On a practical level, what does this mean for us?

It means that we must place Christ at the center of our lives, and believe in the teaching of the Catholic Church that Jesus is both God and man. It means growing in union with Jesus by prayer, the sacraments and good works—knowing that whatever we do to another, we do it to Jesus (see Mt. 25). It means reading the Gospel and meditating on what Jesus said and did. It means completely entrusting ourselves to him, knowing that we are in his safe hands.

Some practical things to do:

  • Honor the divinity of Christ by making a holy hour at church in front of the tabernacle.
  • Honor the holy Name of Jesus by always using it in a respectful way, never as a swear word.
  • Pray for persecuted Christians around the world.

Prayer

Saint Athanasius, you dedicated your whole life to preaching the true faith about Jesus Christ, that he is fully divine and fully human. Despite all the opposition you endured you clung to the truth and never stopped proclaiming it. Help us to have a deep faith and to be fully Catholic in our way of thinking despite all the errors that are so prevalent in our own time. Pray that we will have the light and courage to proclaim the truth like you did.

Feast: May 2

Patron: Theologians, those who uphold the truth of the Christian faith

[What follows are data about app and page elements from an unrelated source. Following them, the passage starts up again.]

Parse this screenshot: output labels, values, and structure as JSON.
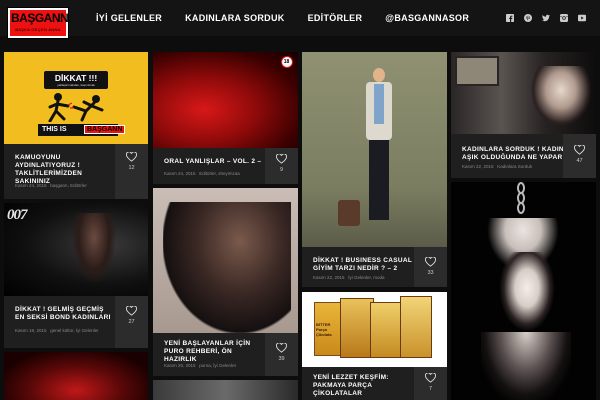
{
  "brand": {
    "name": "BAŞGANN",
    "tagline": "BAŞKA GEÇEN ANNA"
  },
  "nav": [
    "İYİ GELENLER",
    "KADINLARA SORDUK",
    "EDİTÖRLER",
    "@BASGANNASOR"
  ],
  "social": [
    "facebook-icon",
    "pinterest-icon",
    "twitter-icon",
    "instagram-icon",
    "youtube-icon"
  ],
  "colors": {
    "brand_red": "#e11111",
    "bg": "#0d0d0d",
    "caption": "#1f1f1f",
    "likes": "#2c2c2c"
  },
  "cards": {
    "c1": {
      "img": {
        "sign": "DİKKAT !!!",
        "sign_sub": "yaklaştırmalıdan, kaçınılmalı",
        "bottom": "THIS IS",
        "bottom_logo": "BAŞGANN"
      },
      "title": "KAMUOYUNU AYDINLATIYORUZ ! TAKLİTLERİMİZDEN SAKININIZ",
      "date": "Kasım 24, 2015",
      "cats": "başgann, Editörler",
      "likes": "12"
    },
    "c2": {
      "img": {
        "logo": "007"
      },
      "title": "DİKKAT ! GELMİŞ GEÇMİŞ EN SEKSİ BOND KADINLARI",
      "date": "Kasım 19, 2015",
      "cats": "genel kültür, İyi Gelenler",
      "likes": "27"
    },
    "c3": {
      "img": {
        "badge": "18"
      },
      "title": "ORAL YANLIŞLAR – VOL. 2 –",
      "date": "Kasım 24, 2015",
      "cats": "Editörler, sheyimzaa",
      "likes": "9"
    },
    "c4": {
      "title": "YENİ BAŞLAYANLAR İÇİN PURO REHBERİ, ÖN HAZIRLIK",
      "date": "Kasım 20, 2015",
      "cats": "purna, İyi Gelenler",
      "likes": "39"
    },
    "c5": {
      "title": "DİKKAT ! BUSINESS CASUAL GİYİM TARZI NEDİR ? – 2",
      "date": "Kasım 22, 2015",
      "cats": "İyi Gelenler, moda",
      "likes": "33"
    },
    "c6": {
      "img": {
        "box_text": "BİTTER Parça Çikolata"
      },
      "title": "YENİ LEZZET KEŞFİM: PAKMAYA PARÇA ÇİKOLATALAR",
      "likes": "7"
    },
    "c7": {
      "title": "KADINLARA SORDUK ! KADIN AŞIK OLDUĞUNDA NE YAPAR",
      "date": "Kasım 22, 2015",
      "cats": "Kadınlara Sorduk",
      "likes": "47"
    }
  }
}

A selection from Saint Athanasius

But for the searching of the Scriptures and true knowledge of them, an honorable life is needed, and a pure soul, and that virtue which is according to Christ; so that the intellect guiding its path by it, may be able to attain what it desires, and to comprehend it, in so far as it is accessible to human nature to learn concerning the Word of God. For without a pure mind and a modelling of the life after the saints, a man could not possibly comprehend the words of the saints. For just as if a man wished to see the light of the sun, he would at any rate wipe and brighten his eye, purifying himself in some sort like what he desires, so that the eye, thus becoming light, may see the light of the sun. Or it is as if a person would see a city or country, he at any rate comes to the place to see it. Thus he who would comprehend the mind of those who speak of God must needs begin by washing and cleansing his soul, by his manner of living, and approach the saints themselves by imitating their works. Then, associated with them in the conduct of a common life, he may understand also what has been revealed to them by God. Thenceforth, as closely knit to them, he may escape the peril of the sinners and their fire at the day of judgment. He will thus receive what is laid up for the saints in the kingdom of heaven, which eye has not seen, nor ear heard, neither have entered into the heart of man, whatsoever things are prepared for them that live a virtuous life, (see 1 Cor 2:9). They will then love our God and Father, in Christ Jesus our Lord: through whom and with whom be to the Father himself, with the Son himself, in the Holy Spirit, honor and might and glory for ever and ever. Amen.

From On the Incarnation, no. 57, as found here: https://www.newadvent.org/fathers/2802.htm

By Sr Marianne Lorraine Trouvé, FSP